The University hosted its third annual Out of the Darkness walk for the American Foundation for Suicide Prevention Sunday. This year, 60 people participated in the walk, which began at the Amphitheatre, and over $3,000 was raised to support the cause.
The walk is part of a larger campaign at high schools and colleges across the country to raise awareness and funds for suicide prevention efforts.
Sophie Divino, vice president of Active Minds, a Contracted Independent Organization that works to promote mental wellness, and first-year College student, was responsible for planning and organizing the walk.
“I think awareness is the biggest goal for this event,” Divino said. “We just want people to know there’s help out there.”
As fundraising was also a goal of the walk, Divino said organizations on-Grounds such as Pancakes for Parkinson’s, a pancake breakfast fundraiser held annually on Grounds for Parkinson’s disease research, and Greek life organizations, namely Kappa Delta, Tri Delta and Pi Beta Phi, provided support in the form of volunteering and fundraising.

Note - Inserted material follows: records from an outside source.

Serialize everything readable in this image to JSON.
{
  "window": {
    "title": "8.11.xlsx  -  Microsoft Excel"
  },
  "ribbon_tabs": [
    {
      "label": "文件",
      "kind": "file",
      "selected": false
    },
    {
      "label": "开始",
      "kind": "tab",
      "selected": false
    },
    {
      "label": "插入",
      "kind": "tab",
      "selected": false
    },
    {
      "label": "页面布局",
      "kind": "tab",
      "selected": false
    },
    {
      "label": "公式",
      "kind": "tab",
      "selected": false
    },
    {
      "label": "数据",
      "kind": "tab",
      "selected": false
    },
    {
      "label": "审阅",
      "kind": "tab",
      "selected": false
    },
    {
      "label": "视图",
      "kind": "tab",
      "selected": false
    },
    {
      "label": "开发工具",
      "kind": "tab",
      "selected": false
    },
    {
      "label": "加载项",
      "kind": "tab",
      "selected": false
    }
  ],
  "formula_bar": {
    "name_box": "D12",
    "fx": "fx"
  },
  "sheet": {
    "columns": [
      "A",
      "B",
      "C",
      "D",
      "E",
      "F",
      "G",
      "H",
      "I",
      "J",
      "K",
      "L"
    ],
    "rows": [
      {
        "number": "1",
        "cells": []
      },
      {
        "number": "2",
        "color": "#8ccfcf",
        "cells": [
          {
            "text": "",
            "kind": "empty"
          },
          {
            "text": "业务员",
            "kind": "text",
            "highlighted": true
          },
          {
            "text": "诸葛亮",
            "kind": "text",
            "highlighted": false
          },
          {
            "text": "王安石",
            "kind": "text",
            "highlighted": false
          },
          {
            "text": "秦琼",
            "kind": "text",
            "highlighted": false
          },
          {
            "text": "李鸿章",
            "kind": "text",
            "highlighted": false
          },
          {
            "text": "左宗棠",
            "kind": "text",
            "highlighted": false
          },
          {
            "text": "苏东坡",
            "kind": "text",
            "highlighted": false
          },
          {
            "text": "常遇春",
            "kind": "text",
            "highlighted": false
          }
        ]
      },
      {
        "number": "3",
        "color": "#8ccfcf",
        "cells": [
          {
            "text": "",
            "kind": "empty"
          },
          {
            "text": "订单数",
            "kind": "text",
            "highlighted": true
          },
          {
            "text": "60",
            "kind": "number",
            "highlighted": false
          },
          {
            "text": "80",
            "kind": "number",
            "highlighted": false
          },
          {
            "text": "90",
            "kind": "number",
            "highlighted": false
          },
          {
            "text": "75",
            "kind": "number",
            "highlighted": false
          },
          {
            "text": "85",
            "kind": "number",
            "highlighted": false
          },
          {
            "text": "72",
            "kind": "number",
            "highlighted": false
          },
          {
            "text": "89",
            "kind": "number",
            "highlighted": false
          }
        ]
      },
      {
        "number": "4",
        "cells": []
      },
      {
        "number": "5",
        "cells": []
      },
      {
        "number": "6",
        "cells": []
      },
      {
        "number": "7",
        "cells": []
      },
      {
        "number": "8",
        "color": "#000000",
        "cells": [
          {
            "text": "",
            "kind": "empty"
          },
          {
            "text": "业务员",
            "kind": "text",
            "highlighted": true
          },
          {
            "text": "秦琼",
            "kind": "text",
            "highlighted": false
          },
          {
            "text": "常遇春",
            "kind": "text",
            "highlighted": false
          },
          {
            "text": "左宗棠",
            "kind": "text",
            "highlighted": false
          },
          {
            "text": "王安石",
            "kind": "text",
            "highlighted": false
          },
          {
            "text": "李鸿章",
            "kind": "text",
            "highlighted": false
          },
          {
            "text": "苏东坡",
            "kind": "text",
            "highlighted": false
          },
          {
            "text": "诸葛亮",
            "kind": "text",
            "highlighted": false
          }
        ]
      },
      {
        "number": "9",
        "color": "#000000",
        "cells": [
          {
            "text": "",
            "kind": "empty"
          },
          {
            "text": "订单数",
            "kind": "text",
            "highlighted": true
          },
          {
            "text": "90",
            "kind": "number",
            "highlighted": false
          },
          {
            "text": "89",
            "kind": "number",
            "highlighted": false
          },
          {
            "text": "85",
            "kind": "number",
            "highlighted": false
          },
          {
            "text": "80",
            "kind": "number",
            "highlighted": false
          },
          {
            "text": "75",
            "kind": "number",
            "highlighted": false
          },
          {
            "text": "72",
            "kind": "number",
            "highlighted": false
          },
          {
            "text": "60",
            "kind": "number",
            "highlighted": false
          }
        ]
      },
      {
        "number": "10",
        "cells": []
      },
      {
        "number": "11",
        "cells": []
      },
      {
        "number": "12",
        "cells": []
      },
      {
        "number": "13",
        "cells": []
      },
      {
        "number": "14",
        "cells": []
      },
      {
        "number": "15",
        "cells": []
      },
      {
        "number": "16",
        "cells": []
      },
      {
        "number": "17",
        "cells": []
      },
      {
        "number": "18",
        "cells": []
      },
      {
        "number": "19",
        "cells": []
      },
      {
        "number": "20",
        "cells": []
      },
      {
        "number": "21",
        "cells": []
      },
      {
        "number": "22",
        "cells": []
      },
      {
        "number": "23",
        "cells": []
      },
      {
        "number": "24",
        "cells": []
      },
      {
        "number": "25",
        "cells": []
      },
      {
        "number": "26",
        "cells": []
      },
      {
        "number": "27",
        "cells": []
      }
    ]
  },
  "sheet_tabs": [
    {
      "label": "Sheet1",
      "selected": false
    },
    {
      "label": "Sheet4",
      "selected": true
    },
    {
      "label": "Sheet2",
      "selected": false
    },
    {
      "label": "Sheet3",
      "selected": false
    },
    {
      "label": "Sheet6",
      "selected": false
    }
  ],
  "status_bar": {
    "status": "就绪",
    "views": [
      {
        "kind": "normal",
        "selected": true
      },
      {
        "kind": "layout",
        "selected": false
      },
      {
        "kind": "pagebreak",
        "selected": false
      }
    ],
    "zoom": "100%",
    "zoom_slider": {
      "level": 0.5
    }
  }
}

Local Charlottesville businesses like Torchy’s Tacos helped fund the event and donated money. Divino said national organizations such as Moms Demand Action, a grassroots organization fighting against gun violence in America, were also large contributors to the event.
The University chapter of the National Alliance on Mental Illness also played a supportive role in this event by providing mental health resources for community members. Justin Wheelock, president of NAMI and fourth-year College student, said NAMI contributed to the walk by handing out informational flyers about suicide prevention and crisis intervention and educating participants about mental health resources on Grounds.
“Suicide prevention is something that has to be proactive rather than reactive,” Wheelock said. “A lot of times we see that after something happens or after there has been a suicide on-Grounds or after somebody has had a suicide attempt that’s when people recognize that it's real.”
Every year, approximately 1,100 college students commit suicide, making it the second most common cause of death among college students. Wheelock said it is important to contextualize suicide among college students by looking at environmental factors. Stressors such as housing, food insecurities, relationships with family and friends and money problems are contributing factors to mental anguish.
Wheelock along with Lara Demir, intersectionality and outreach co-chair of NAMI and fourth-year College student, said that the University offers many resources for mental health, through administrative programs such as Counseling and Psychological Services and CIO-funded programs like Next Steps Fund, which reduces the cost of therapy for students. However, Demir said accessing or simply knowing about such resources is a gap organizations such as Active Minds and NAMI are working to bridge.
“The thing that should be more emphasized is that resources need to be individualized and needs to be kind of identity-based care and creating resources that specifically account for marginalized identities,” Demir said. “You have to specifically target where there are gaps in your system if you want to be able to improve your resources.”
Demir said mental health organizations on-Grounds are working towards proactive measures rather than focusing only on crisis resources. NAMI specifically hosts community building activities, panel events and LGBTQ+ centric mental health information sessions.
Outreach events such as the Out of the Darkness Walk aim to shed light on mental health resources on-Grounds. Providing individuals with numerous tools to support their unique situations and ensuring they are not alone are steps organizations on Grounds are taking towards suicide prevention and mental health advocacy, Demir said.
The Student Health and Wellness Center will also be hosting many upcoming events for mental health, such as the Mental Wellness for International Students, a workshop designed to help students transitioning to a new culture. Divino said Active Minds plans to host the Out of the Darkness walk again next year and an even larger turnout is expected.